This miniature portrait is unsigned but has been attributed to Richard Morrell Staigg (1817-1881) who worked in Boston and New York.
Staigg was a successful artist who in the 1870 census, could still describe his occupation as "Portrait Painter" despite the competition from photography and disclose assets of $6500. However, he had switched to large oil portraits and landscapes around 1860. He again described himself as portrait painter in the 1880 census and the family still had two servants at that time.
The miniature is very unusual in that it is painted on a sheet of fine paper glued to a very thin wooden board, only about two millimetres thick.
In the whole of this collection there are only two other miniatures painted on such a base. They are a pair by a French artist. In all three instances, the grain of the fine paper when glued to board and painted in oils, almost gives the impression of very fine canvas.
The reverse of the miniature has a short inscription, which unfortunately does not give the name of the artist or the sitter. It reads "Painted Dec'br 1845". However, even a date is valuable information as it assists in two ways. Firstly, it gives a date to specific clothes styles which can be used to date other miniatures. Secondly, as in this case it assists with an attribution, in that a date narrows down possible attributions to artists who were working in a given place at a particular point in time.
The reasons for attributing this portrait to Staigg are similar to those for attributing another miniature to him, which was acquired earlier this year, see Staigg, Richard Morrell - portrait of Colonel Will... A close up of that miniature is shown here for comparison. The way of painting the hair is the same, as are the colours used for the facial features, the different tones being a result of one being painted on ivory and the other on board. There are other similarities, e.g. both portraits also have a tiny touch of bright white on the tips of the collars.

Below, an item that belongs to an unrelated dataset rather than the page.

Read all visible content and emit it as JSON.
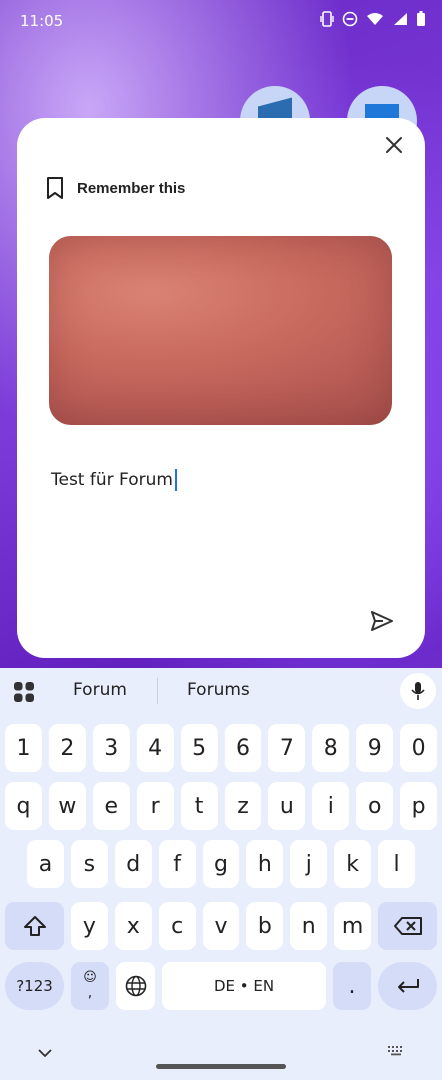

Other reasons for the attribution, include the following comment by Johnson; "Staigg's mature palette is a medley of luminous pastel hues for the flesh and rich, deep tones in the clothing and background. His miniatures have the richness of small oil paintings."
That is very much the case with this miniature, which is actually only 100 mm x 80 mm, but looks from the image here, as if it could easily be 100 cm x 80 cm (40 in x 32 in).

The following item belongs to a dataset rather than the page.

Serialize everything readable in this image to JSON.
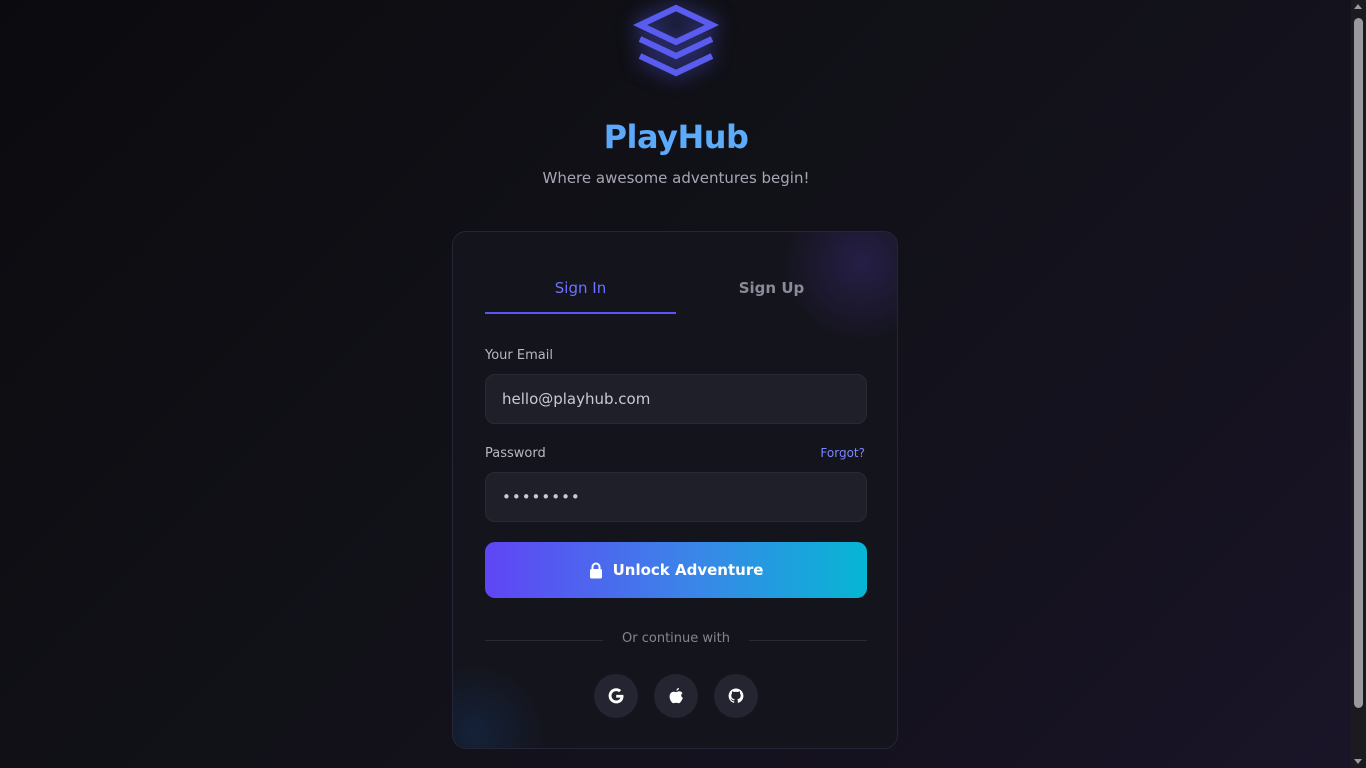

Johnson further comments; "Miniatures (by Staigg) from the late 1830's to the mid-forties are rectangular and are signed on the backing paper; later works are larger and oval in shape".

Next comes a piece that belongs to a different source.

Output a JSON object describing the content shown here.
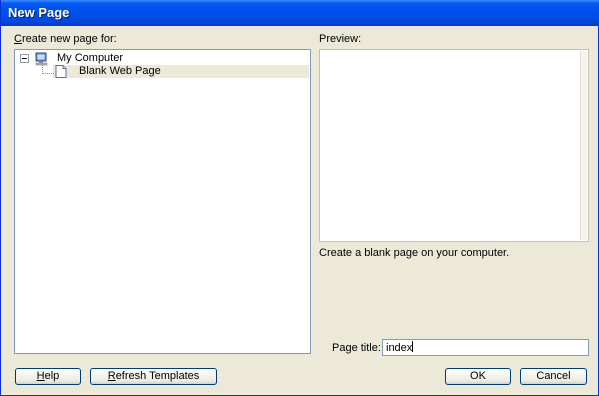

In addition this new miniature was acquired from Feeding Hills, Massachusetts, which is less than 100 miles from Boston, where Staigg was working between 1841-1852, and 1845 is right in the middle of this period.
The reasons for the miniature being on board are uncertain, but there are several possible factors. The date of 1845 was a time when strong competition was felt from photography, which was introduced in 1840. Thus Staigg may have been experimenting with lower cost materials at about the same time as he switched from a rectangular to an oval format. Alternatively, there may have been a shortage of ivory at the time, or it may even be a study for a large oil, as he did also paint large portraits.
The sitter is unknown. 1264